Why do mice get dental overgrowth?

Mice have continually erupting incisors, so their front teeth grow constantly throughout their lives. As long as they're able to chew on hard objects, their teeth will be worn down at an appropriate pace. If they aren't able to wear down their teeth, their incisors will continue to grow, and eventually they'll become much too large for their mouths. In severe cases, the teeth can become so overgrown that they pierce the skull.

How can dental overgrowth be prevented?

Preventing dental overgrowth in your pet mouse is easy. Your mouse will instinctively chew on anything that you put in their cage, so make sure to provide them with a selection of hard objects that will wear down their teeth. Commercially-available wood chews for rodents are a good choice, but rawhide chews or other chews designed for dogs are also acceptable. Household items like toilet paper tubes or egg cartons will also help your mouse wear down their teeth.

What are the signs of dental overgrowth?

If your mouse's incisors get too long, you may notice that your mouse is having trouble eating. This can also lead to weight loss. You may also notice signs of discomfort, like your mouse rubbing at its mouth. Pick up your mouse and take a closer look at their teeth. If your mouse doesn't like having their mouth touched, hold a carrot (or another favorite snack) in front of your mouse's mouth, and when they open their mouth to try to eat it, take a look at their teeth. Overgrowth will be readily apparent if it is present.

How is dental overgrowth treated?

Your vet will use a high-speed drill to trim your mouse's teeth. This drill will cut through the teeth without damaging them. While this procedure would be very painful for a person, mice—like other rodents—don't have nerves inside their teeth, so your pet won't suffer. If the teeth are very overgrown, the vet may recommend extracting them instead.

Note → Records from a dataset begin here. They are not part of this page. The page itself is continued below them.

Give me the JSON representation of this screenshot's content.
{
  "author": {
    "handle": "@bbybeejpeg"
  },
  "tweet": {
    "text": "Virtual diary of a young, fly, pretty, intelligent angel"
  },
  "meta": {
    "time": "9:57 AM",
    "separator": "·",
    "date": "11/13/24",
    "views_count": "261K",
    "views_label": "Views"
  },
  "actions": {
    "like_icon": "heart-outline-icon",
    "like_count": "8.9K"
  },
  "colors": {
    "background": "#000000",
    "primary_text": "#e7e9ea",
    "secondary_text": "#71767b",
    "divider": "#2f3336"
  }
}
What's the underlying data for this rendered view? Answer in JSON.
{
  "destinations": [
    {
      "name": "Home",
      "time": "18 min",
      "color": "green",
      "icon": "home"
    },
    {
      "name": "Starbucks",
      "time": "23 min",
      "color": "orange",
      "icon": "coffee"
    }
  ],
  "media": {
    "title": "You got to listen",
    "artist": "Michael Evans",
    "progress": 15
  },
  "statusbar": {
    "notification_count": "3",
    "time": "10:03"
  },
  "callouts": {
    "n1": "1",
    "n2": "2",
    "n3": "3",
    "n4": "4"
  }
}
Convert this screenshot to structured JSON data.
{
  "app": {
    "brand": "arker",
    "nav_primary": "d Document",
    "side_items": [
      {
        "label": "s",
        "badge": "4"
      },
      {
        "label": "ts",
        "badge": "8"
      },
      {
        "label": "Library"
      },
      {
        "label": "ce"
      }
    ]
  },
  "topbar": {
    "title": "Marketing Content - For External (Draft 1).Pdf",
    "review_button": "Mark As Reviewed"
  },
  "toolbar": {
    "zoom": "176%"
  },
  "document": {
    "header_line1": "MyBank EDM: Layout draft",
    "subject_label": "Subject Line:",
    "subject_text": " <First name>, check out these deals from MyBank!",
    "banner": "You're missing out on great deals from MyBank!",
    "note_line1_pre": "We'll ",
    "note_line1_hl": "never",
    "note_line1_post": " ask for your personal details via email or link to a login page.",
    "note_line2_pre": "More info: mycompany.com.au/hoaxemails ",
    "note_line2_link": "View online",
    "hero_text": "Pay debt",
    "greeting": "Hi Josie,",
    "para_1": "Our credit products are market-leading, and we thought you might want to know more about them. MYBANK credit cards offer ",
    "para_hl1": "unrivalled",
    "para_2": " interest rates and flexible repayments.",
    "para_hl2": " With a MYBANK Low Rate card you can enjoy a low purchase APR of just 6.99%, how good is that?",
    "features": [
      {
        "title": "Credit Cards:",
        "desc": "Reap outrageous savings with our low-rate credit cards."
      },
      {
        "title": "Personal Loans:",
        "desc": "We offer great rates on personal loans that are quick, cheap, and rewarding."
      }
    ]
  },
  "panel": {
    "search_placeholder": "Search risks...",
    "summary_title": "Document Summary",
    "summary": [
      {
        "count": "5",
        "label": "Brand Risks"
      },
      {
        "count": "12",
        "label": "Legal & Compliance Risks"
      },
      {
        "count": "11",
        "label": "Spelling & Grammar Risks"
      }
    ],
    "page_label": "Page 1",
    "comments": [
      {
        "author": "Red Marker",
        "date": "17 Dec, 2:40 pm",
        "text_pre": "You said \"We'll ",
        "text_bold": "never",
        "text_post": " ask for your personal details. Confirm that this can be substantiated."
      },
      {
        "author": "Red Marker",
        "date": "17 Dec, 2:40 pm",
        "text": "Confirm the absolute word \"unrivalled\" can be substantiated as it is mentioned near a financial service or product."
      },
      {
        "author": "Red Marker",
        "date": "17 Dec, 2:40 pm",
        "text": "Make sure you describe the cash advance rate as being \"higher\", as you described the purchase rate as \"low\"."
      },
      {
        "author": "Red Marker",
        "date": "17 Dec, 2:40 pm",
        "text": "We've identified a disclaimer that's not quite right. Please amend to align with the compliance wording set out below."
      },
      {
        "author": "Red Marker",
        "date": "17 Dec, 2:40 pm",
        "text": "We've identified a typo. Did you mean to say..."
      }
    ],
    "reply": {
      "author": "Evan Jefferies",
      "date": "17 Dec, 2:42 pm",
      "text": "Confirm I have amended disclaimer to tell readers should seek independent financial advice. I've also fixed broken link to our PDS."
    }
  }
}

If you think your mouse is suffering from overgrown teeth, take them to a veterinarian by Peninsula Crossing Animal Hospital or a similar place for treatment.